Thus, she became a voice for women’s unspoken disillusionment in married life, which she experienced first-hand through her own marriages with the officials Vinh Tuong and Tong Coc, the latter whom she goaded as Mr. Toad in a mock eulogy sent to him after their separation. She was a concubine, or wife, of secondary rank to both husbands, a position that she hated fervently, which she made abundantly clear: “Screw the fate that makes you share a man. You slave like the maid, but without pay.”
One of her most meaningful romantic connections was early in her life, with Nguyen Du, author of Vietnam’s most recognized piece of literature “Tale of Kieu.” Rumor has it that she was 17 and he 24 when the sparks flew, and they became deeply attracted to each other’s artistic souls. Throughout their three-year relationship, both poets wrote several poems dedicated to one another, and it is unlikely to be a coincidence that the two Hanoi streets named them today intersect at one point, much like the two artists who briefly crossed paths during their lives. The country’s street-planners must have a touch for romance, as it is not the only intersection in Hanoi that makes a nod to famed Vietnamese lovers.
Voice for women
To the surprise of many, behind the head-turning stanzas, Ho Xuan Huong still upholds certain traditional values of Vietnamese womanhood, such as faithfulness in love. She was a romantic at heart, and it is these contrasting aspects of her personality that have led people to refer to her poetry as “pure yet vulgar” (Thanh thanh tục tục). Her most famous work – “The cake that drifts in water” – effectively embodies Ho Xuan Huong’s style:
My body is both white and round/
In water I may sink or swim/
The hand the kneads me may be rough/
But I still shall keep my true-red heart.

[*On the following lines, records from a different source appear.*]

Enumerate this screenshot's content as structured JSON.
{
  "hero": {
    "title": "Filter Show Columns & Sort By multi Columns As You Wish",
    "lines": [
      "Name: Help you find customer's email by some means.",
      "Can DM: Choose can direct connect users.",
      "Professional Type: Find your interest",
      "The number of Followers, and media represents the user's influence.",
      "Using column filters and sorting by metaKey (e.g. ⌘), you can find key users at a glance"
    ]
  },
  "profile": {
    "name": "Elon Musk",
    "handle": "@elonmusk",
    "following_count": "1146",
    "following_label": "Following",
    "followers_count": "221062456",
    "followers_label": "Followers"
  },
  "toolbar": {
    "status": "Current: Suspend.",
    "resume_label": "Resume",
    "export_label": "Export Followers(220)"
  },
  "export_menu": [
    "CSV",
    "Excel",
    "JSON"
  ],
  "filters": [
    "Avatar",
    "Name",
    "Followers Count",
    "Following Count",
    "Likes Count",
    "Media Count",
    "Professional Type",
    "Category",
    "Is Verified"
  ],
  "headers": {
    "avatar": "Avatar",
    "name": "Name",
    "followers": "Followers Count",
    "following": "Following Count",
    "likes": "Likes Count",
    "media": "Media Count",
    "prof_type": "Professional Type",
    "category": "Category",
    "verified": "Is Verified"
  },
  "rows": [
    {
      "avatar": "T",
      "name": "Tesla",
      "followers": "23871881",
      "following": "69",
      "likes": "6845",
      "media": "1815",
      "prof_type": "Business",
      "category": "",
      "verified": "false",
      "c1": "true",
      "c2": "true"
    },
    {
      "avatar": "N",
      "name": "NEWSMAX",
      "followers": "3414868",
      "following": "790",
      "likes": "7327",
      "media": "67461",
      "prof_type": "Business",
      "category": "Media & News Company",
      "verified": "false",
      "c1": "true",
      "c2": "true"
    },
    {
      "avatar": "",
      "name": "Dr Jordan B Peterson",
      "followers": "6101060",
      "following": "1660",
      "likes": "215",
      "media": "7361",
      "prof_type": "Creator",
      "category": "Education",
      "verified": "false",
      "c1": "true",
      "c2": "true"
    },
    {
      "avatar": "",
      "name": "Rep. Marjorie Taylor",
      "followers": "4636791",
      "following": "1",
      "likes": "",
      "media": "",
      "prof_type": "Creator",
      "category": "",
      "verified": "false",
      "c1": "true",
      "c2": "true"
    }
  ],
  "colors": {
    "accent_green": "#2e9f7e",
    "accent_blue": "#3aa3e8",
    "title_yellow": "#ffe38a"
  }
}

Simple and elegant, not to mention one of her least explicit works, it is these qualities that see the poem is officially taught to every child in the country in the Grade 7. In 2016, the verse was reimagined through singer Hoang Thuy Linh’s melodic modern take on the poem. Interestingly, the music video helped Hoang secure her place in the pop music industry as a true artist, after she had been the victim of a very public scandal involving revenge porn in her teens. It would not be too much of a reach to say this female singer was empowered by the legendary poet through the fighting spirit of the lines—after all, both suffered much judgement and criticism from those willing to bring them down. Ultimately both women know their integrity is intact and have reclaimed agency as women of their own rights.
Over time, whether through paintings, drawings or games, Ho Xuan Huong has oft been visually depicted in a sensationalized and overtly erotic manner. However, hopefully people will remember she was not a one-trick pony emptily flaunting her sexual bravado, but an outspoken proto-feminist: an irreverent wild card bringing a new voice to poetry in Vietnam and marking out a bolder trail for what it means to be a woman.
Empowering, resilient and feminine, putting Vietnamese women and badass in the same sentence seems almost redundant. Regardless, “Badass women of Vietnamese history” looks into the influential female figures throughout times.